The ability to create resides in everyone. All people can create something new for themselves. It might just happen that if one person has created an idea, thing, ware, insight or perspective, this might be novel for the person concerned, while being conventional and dated for another. This is fine since creativity always relates to an existing, spatial reality. In China the idea of noodles came about much earlier than in Europe. The first Japanese fish tempura recipe was still considered creative. And so on. There is no absolute judgement on creativity. It is environment-dependent.


Another thought: sometimes ideas just pop up in odd places. We can be so engrossed with a particular challenge that our subconscious works on it and BAM! there it is. That’s great. In some situations, we might have to tackle challenges differently, since the environment, especially a corporate environment, insists that we be creative on company time and on specific topics that are relevant to the company’s success. Here it helps to pamper our synapses so that new things come along. And indeed, there is a whole array of creativity techniques to suit any personality who needs to create. Yet picking just one technique and applying it might not be sufficient. The environment has to be right. The attitude of people around you and tackling the same task is important. Time, smell and sound should be considered. All these parameters influence our disposition and our ability to create. So, before embarking on the journey of creativity, some in-depth thoughts on experience design—which means how to design the experiences people are going to have on that journey—might be needed.

Pareto says: if 80 per cent of a task is fulfilled, that's enough. The remaining 20 per cent of drilling down into details to complete the task entirely consumes too much energy in relation to the enhanced result.
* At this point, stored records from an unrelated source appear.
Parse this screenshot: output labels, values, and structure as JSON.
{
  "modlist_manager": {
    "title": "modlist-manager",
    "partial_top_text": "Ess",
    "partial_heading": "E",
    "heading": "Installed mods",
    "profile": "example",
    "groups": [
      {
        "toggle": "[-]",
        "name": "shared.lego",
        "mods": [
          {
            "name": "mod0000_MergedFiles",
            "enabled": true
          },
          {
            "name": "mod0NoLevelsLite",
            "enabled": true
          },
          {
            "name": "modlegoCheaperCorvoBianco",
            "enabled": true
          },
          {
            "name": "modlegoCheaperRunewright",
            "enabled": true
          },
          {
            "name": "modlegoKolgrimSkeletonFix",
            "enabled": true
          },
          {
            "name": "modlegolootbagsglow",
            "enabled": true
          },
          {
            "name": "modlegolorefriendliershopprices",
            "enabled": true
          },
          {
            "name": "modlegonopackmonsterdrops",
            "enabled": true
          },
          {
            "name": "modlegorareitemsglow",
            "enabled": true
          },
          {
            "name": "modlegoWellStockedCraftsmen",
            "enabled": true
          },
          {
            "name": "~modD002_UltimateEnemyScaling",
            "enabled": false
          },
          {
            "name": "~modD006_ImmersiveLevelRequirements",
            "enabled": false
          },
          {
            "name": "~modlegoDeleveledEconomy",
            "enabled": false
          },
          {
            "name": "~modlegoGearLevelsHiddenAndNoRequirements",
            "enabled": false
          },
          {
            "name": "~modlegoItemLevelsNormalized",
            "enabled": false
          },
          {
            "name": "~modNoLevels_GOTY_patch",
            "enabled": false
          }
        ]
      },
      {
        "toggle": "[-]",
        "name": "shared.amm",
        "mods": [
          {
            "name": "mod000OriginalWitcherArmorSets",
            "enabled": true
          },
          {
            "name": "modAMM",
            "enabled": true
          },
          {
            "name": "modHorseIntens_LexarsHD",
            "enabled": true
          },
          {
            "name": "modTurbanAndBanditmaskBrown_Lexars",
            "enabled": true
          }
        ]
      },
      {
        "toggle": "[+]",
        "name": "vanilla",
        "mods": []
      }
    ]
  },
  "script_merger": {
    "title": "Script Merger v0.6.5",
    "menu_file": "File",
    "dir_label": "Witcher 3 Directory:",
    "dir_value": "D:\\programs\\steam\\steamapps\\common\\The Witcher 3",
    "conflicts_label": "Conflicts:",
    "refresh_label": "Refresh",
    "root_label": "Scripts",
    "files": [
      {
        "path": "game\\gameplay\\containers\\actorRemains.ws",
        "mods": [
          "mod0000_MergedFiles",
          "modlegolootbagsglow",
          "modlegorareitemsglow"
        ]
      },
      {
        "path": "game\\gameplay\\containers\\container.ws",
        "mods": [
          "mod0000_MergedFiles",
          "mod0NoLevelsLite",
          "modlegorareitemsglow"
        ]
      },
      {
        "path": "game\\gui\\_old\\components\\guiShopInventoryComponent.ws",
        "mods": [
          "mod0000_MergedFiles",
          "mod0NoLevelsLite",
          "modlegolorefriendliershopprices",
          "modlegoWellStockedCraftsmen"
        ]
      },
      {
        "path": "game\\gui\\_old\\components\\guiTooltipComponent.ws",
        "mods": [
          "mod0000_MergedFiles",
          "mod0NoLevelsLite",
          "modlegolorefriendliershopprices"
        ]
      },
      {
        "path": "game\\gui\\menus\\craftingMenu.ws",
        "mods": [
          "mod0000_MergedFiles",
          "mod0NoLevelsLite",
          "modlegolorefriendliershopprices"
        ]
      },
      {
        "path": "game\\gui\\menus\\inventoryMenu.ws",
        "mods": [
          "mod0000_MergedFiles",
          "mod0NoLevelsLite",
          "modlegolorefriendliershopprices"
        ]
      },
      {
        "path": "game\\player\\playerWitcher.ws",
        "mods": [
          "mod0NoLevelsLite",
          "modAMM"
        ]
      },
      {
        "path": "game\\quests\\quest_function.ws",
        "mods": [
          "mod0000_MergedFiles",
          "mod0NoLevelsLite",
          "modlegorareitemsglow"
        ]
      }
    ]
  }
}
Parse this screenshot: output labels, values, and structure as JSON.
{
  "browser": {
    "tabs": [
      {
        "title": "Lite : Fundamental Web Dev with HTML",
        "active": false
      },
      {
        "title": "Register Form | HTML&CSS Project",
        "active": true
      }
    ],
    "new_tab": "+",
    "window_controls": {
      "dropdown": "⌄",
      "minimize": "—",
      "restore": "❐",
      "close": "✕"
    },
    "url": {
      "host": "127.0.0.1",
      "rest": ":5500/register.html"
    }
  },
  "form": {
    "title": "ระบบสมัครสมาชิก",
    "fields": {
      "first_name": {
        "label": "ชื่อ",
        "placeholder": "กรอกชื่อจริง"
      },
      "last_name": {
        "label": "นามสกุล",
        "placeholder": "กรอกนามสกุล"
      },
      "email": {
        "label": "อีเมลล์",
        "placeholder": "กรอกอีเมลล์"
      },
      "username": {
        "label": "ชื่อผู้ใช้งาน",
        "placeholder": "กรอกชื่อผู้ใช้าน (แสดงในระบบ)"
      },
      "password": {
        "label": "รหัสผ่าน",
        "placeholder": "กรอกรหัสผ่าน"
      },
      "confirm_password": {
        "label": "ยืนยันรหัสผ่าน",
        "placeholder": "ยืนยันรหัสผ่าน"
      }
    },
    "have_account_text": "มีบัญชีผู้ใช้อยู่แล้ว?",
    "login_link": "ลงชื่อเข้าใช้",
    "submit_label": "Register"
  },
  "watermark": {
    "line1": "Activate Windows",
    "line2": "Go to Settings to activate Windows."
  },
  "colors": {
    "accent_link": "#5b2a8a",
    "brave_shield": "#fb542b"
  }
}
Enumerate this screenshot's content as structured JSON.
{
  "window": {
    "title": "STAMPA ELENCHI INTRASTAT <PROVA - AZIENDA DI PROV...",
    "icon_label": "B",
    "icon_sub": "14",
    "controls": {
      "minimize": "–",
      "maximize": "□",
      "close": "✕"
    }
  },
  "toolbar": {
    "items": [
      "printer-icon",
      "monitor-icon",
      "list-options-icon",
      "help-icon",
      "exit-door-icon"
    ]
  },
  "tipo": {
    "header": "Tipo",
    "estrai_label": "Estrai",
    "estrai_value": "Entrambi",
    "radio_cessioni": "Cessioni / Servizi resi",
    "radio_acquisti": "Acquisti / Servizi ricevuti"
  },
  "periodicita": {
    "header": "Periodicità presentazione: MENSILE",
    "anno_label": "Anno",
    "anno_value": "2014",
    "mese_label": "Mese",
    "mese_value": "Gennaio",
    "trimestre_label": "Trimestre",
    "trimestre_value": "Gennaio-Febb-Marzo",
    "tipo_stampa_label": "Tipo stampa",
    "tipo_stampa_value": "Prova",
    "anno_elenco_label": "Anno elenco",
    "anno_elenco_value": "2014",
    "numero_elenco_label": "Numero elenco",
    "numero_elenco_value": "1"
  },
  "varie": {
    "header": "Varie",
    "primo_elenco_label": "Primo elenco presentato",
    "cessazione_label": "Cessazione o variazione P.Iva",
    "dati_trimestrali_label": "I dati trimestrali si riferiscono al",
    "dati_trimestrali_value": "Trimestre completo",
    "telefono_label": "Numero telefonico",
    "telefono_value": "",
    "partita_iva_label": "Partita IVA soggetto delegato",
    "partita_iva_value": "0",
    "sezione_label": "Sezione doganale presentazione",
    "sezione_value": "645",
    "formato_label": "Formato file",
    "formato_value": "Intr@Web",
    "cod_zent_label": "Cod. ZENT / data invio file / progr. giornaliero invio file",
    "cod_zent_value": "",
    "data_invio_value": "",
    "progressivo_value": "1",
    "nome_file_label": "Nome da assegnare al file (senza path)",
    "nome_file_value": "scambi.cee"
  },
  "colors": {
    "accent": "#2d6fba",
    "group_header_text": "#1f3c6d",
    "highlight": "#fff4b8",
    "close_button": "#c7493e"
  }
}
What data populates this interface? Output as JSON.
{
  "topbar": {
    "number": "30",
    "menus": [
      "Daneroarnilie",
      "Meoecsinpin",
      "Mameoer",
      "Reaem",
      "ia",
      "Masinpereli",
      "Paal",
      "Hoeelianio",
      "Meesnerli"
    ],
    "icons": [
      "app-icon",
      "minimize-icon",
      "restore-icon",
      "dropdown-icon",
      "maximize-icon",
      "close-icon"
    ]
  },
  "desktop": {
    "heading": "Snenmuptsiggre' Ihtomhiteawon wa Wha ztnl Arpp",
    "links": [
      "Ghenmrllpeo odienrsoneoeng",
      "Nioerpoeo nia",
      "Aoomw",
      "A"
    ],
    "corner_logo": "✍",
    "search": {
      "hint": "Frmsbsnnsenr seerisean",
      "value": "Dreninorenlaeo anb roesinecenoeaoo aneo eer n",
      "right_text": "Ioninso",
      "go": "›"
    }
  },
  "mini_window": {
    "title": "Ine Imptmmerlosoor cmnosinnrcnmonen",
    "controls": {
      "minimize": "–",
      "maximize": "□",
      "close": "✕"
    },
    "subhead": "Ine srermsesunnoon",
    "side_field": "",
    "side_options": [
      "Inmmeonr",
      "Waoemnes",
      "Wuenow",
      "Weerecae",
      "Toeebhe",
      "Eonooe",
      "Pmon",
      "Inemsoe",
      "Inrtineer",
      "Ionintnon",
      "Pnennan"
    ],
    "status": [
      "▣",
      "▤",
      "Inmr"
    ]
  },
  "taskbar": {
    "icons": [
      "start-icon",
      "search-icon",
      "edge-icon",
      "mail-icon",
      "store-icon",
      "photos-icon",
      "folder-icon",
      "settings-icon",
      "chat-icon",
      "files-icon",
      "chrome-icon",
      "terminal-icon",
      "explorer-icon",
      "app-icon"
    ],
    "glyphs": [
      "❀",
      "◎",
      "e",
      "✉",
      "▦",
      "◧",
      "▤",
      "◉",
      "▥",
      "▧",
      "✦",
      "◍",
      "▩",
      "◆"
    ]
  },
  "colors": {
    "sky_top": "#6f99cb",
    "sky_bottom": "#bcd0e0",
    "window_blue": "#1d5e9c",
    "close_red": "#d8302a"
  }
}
When being creative, the quality of the thing, idea, ware, insight or perspective often lies within that remaining 20 per cent of the effort. Translated into ideas, this means: the first idea is often conventional since it conforms to our mental models and originates from what we have seen, heard or experienced in the past. Idea number two might be a lukewarm alternative that is still heavily influenced by our patterns and our wish to finalize the process of creation within the usual efficiency criteria. This result most probably does not reach a degree of maturity worth implementing. Yet when keeping on and persisting and going over things again and again, and when questioning assumptions for the sixth time and when tackling a mental border that resists our wish to go beyond it, then we might after arduous effort come up with a truly novel piece of work that can be called “creative”. This is our belief: that time and effort and not letting go all foster the quality of creation.